Michael Sima recently was called to the Bar by the Honourable Terri MacPherson, Justice of the Supreme Court of Prince Edward Island. Michael is believed to be the first Indigenous person to achieve this accomplishment on PEI.
Pamela Large-Moran, founder of PLM Law in Charlottetown, filed the requirements to the court on behalf of Michael for the proceedings. She spoke of the honor and pleasure of having Michael working as an articled clerk in their office this past year and the mutual learning that took place.
Pamela referred to him as a passionate, caring, and thoughtful person. She spoke about his deep desire to focus on social justice, in particular, his concern for the high number of Indigenous people incarcerated in Canada and the importance of the appropriate preventives and representation.
Pamela acknowledged the cooperation of the court for this day of celebration to incorporate such customs as smudging, a prayer, an Indigenous oath, eagle feather teaching, and Michael wearing an Indigenous medallion and ribbon shirt.
Justice MacPherson also spoke of Michael’s strong values and principles, and how he has made it his life’s work to support, teach, and advocate for those traditionally overlooked.
Michael addressed the court to express his gratitude and thankfulness
“My message is about resilience that can get us through many things in life, and to be able to succeed in any goal with the right supports,” says Michael.
“I am very honored and thankful for everyone who has been on my path. I want to encourage my people to work towards change for our families and community. Many people have helped me to grow to be a better person and I am thankful.”
He talked about the many challenges he faced along the way, and about the voices of encouragement in the community.
Help to cope with a learning disability
Michael credited Martin Dutton, Executive Director of the Learning Disabilities Association of PEI, for providing tremendous support and guidance.
“Michael’s life journey included recognizing a learning disability and seeking the help he needed to reach his goals,” says Martin.
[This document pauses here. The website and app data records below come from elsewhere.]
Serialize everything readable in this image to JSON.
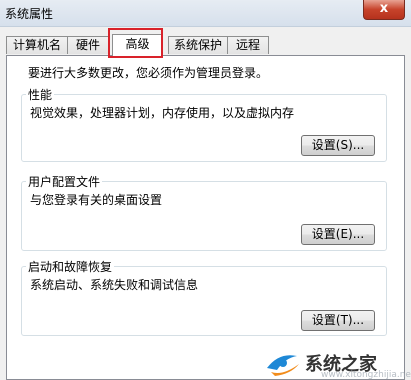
{
  "window": {
    "title": "系统属性",
    "close_glyph": "x"
  },
  "tabs": [
    {
      "label": "计算机名"
    },
    {
      "label": "硬件"
    },
    {
      "label": "高级"
    },
    {
      "label": "系统保护"
    },
    {
      "label": "远程"
    }
  ],
  "active_tab": "高级",
  "panel": {
    "intro": "要进行大多数更改，您必须作为管理员登录。",
    "groups": [
      {
        "title": "性能",
        "description": "视觉效果，处理器计划，内存使用，以及虚拟内存",
        "button": "设置(S)..."
      },
      {
        "title": "用户配置文件",
        "description": "与您登录有关的桌面设置",
        "button": "设置(E)..."
      },
      {
        "title": "启动和故障恢复",
        "description": "系统启动、系统失败和调试信息",
        "button": "设置(T)..."
      }
    ]
  },
  "watermark": {
    "text": "系统之家",
    "url": "www.xitongzhijia.net",
    "colors": {
      "logo_blue": "#1e88d6",
      "logo_orange": "#f28c1b"
    }
  },
  "colors": {
    "highlight_box": "#d9222a",
    "dialog_bg": "#f0f0f0",
    "panel_bg": "#ffffff"
  }
}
“Although Michael is gracious about praise, throughout the scope of his life and all he has had to do for himself, much credit goes to him for his achievements.
“The part that I helped with in his journey came when he reached out for assistance after failing the Bar exam. He asked if it was worthwhile taking the exam again.
“My encouragement was about what he could achieve for himself, family and many others, especially in the Indigenous community, in the future.
“From the initial conversations, we addressed practicalities. The Law Society accepted our recommendations on how Michael could demonstrate his knowledge and ability by some adaptation to the examination process. His mark went up to over 90 percent. They did not mark soft, and they realized Michael knew what was required for each section of the Bar examination.
“Michael received, in my opinion, limited useful support for his learning disability when younger. Offering more opportunities across society at the earliest ages can reduce longer term negative impacts such as mental illness, addictions, and relapse to damaging behaviours.
“Michael’s call to the Bar is a clear example of how all organizations can adapt systems and practices without in any way diluting a profession’s required standards.”
The Learning Disabilities Association of PEI message is, “Earlier is better, however, it is never too late to learn.” LDAPEI provides help with learning for children and adults. For more information, call 902-894-5032 or email [email protected]